Pierre Cardin The Visionary
Pierre Cardin in Mykonos, the visionary designer who clothed the elite but also transformed the business of fashion, reaching the masses by affixing his name to an outpouring of merchandise ranging from off-the-rack apparel to bath towels, died on Tuesday in Neuilly-sur-Seine, just outside Paris. He was 98.
His designs were influenced by geometric shapes
In a career of more than three-quarters of a century, Mr. Cardin remained a futurist. “He had this wonderful embrace of technology and was in love with the notion of progress,” said Andrew Bolton, the head curator at the Costume Institute of the Metropolitan Museum of Art in New York.

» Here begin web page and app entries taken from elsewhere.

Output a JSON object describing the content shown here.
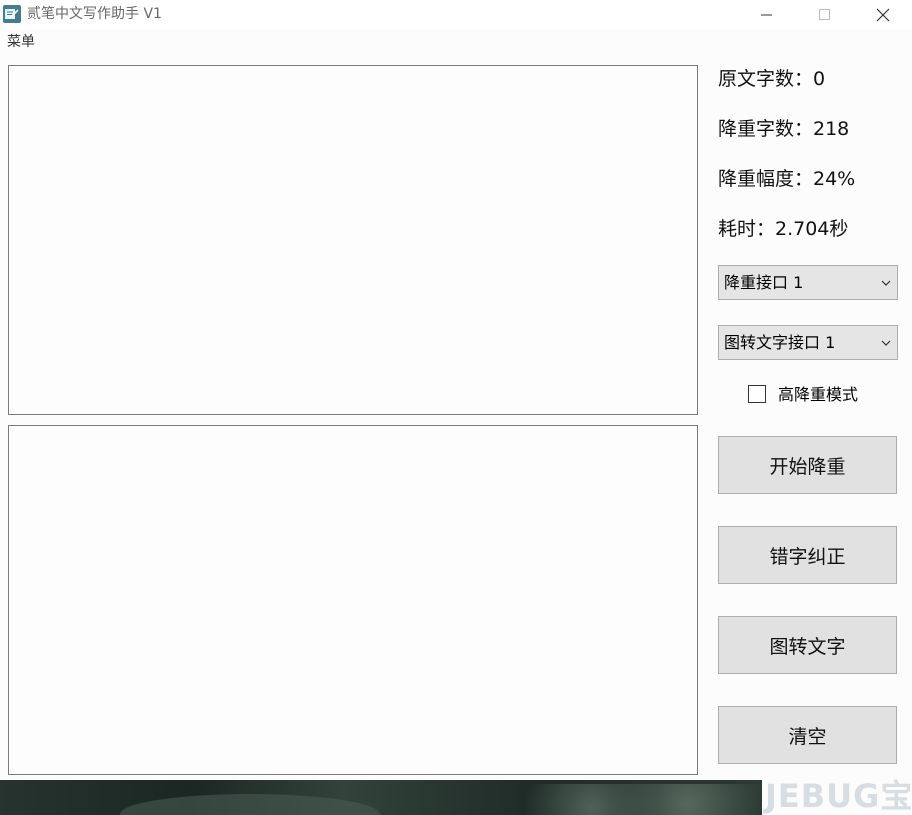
{
  "window": {
    "title": "贰笔中文写作助手 V1",
    "icons": {
      "app": "notebook-pen-icon",
      "minimize": "minimize-icon",
      "maximize": "maximize-icon",
      "close": "close-icon"
    }
  },
  "menu": {
    "label": "菜单"
  },
  "editor": {
    "source_text": "",
    "result_text": ""
  },
  "stats": {
    "original_count": "原文字数：0",
    "reduced_count": "降重字数：218",
    "reduction_rate": "降重幅度：24%",
    "time_used": "耗时：2.704秒"
  },
  "controls": {
    "reduce_api": "降重接口 1",
    "ocr_api": "图转文字接口 1",
    "high_mode_label": "高降重模式",
    "high_mode_checked": false
  },
  "buttons": {
    "start": "开始降重",
    "correct": "错字纠正",
    "ocr": "图转文字",
    "clear": "清空"
  },
  "watermark": {
    "text": "JEBUG",
    "suffix": "宝"
  },
  "colors": {
    "background": "#fcfcfc",
    "button": "#e1e1e1",
    "border": "#adadad",
    "icon_accent": "#3f7f8f"
  }
}
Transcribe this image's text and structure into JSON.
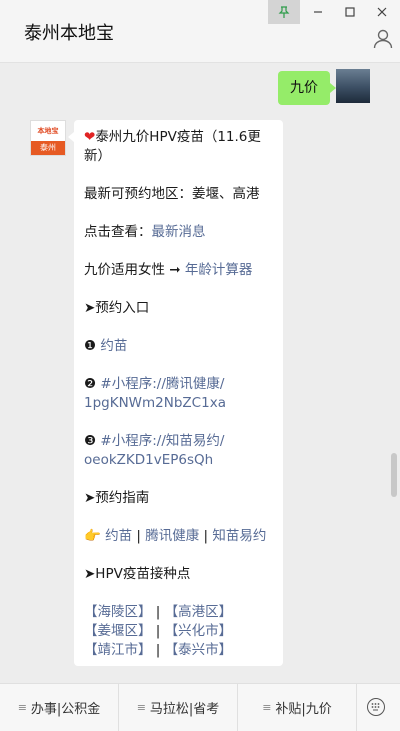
{
  "window": {
    "title": "泰州本地宝",
    "pin_icon": "pin-icon",
    "min_icon": "minimize-icon",
    "max_icon": "maximize-icon",
    "close_icon": "close-icon"
  },
  "chat": {
    "sent_message": "九价",
    "bot_avatar": {
      "top_text": "本地宝",
      "bottom_text": "泰州"
    },
    "reply": {
      "title_line1": "泰州九价HPV疫苗（11.6更",
      "title_line2": "新）",
      "latest_area": "最新可预约地区：姜堰、高港",
      "click_prefix": "点击查看：",
      "click_link": "最新消息",
      "age_prefix": "九价适用女性 ➞ ",
      "age_link": "年龄计算器",
      "entry_header": "➤预约入口",
      "entry1_num": "❶",
      "entry1_link": "约苗",
      "entry2_num": "❷",
      "entry2_link_line1": "#小程序://腾讯健康/",
      "entry2_link_line2": "1pgKNWm2NbZC1xa",
      "entry3_num": "❸",
      "entry3_link_line1": "#小程序://知苗易约/",
      "entry3_link_line2": "oeokZKD1vEP6sQh",
      "guide_header": "➤预约指南",
      "guide_hand": "👉",
      "guide_link1": "约苗",
      "guide_link2": "腾讯健康",
      "guide_link3": "知苗易约",
      "guide_sep": " | ",
      "sites_header": "➤HPV疫苗接种点",
      "districts": [
        [
          "【海陵区】",
          "【高港区】"
        ],
        [
          "【姜堰区】",
          "【兴化市】"
        ],
        [
          "【靖江市】",
          "【泰兴市】"
        ]
      ],
      "district_sep": " | "
    }
  },
  "bottom_menu": {
    "items": [
      "办事|公积金",
      "马拉松|省考",
      "补贴|九价"
    ],
    "menu_icon": "menu-lines-icon",
    "keyboard_icon": "keyboard-icon"
  },
  "colors": {
    "link": "#576b95",
    "sent_bubble": "#95ec69",
    "heart": "#e02424",
    "brand": "#e65a23"
  }
}
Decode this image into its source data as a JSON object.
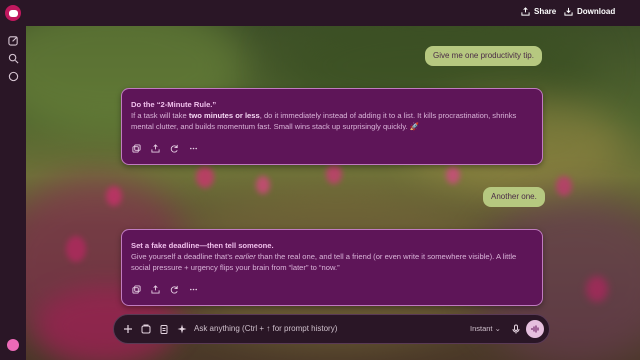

As the space age dawned, Mr. Cardin dressed men, and women, in spacesuits. In 1969, NASA commissioned him to create an interpretation of a spacesuit, a signal inspiration in his later work. “The dresses I prefer,” he said at the time, “are those I invent for a life that does not yet exist.”
His designs were influenced by geometric shapes, often rendered in fabrics like silver foil, paper and brightly colored vinyl. The materials would shape the dominant aesthetic of the early 1960s. It was a new silhouette that “denied the body’s natural contours and somehow seemed asexual,” Mr. Bolton said.
Designer of the Olympic Airways flight attendant uniforms
Pierre Cardin, was the designer of the Olympic Airways flight attendant uniforms in the glory days of the airline. The French-Italian fashion designer’s revolutionary styles of the 1960s and the 1970s were a crucial part of the youth explosion of the era, worn by the likes of the Beatles and other international celebrities in the swinging sixties. Impressed by the modern, stylish clothes of the designer, Greek shipping mogul Aristotle Onassis decided to hire Cardin to design the uniforms for the flight attendants.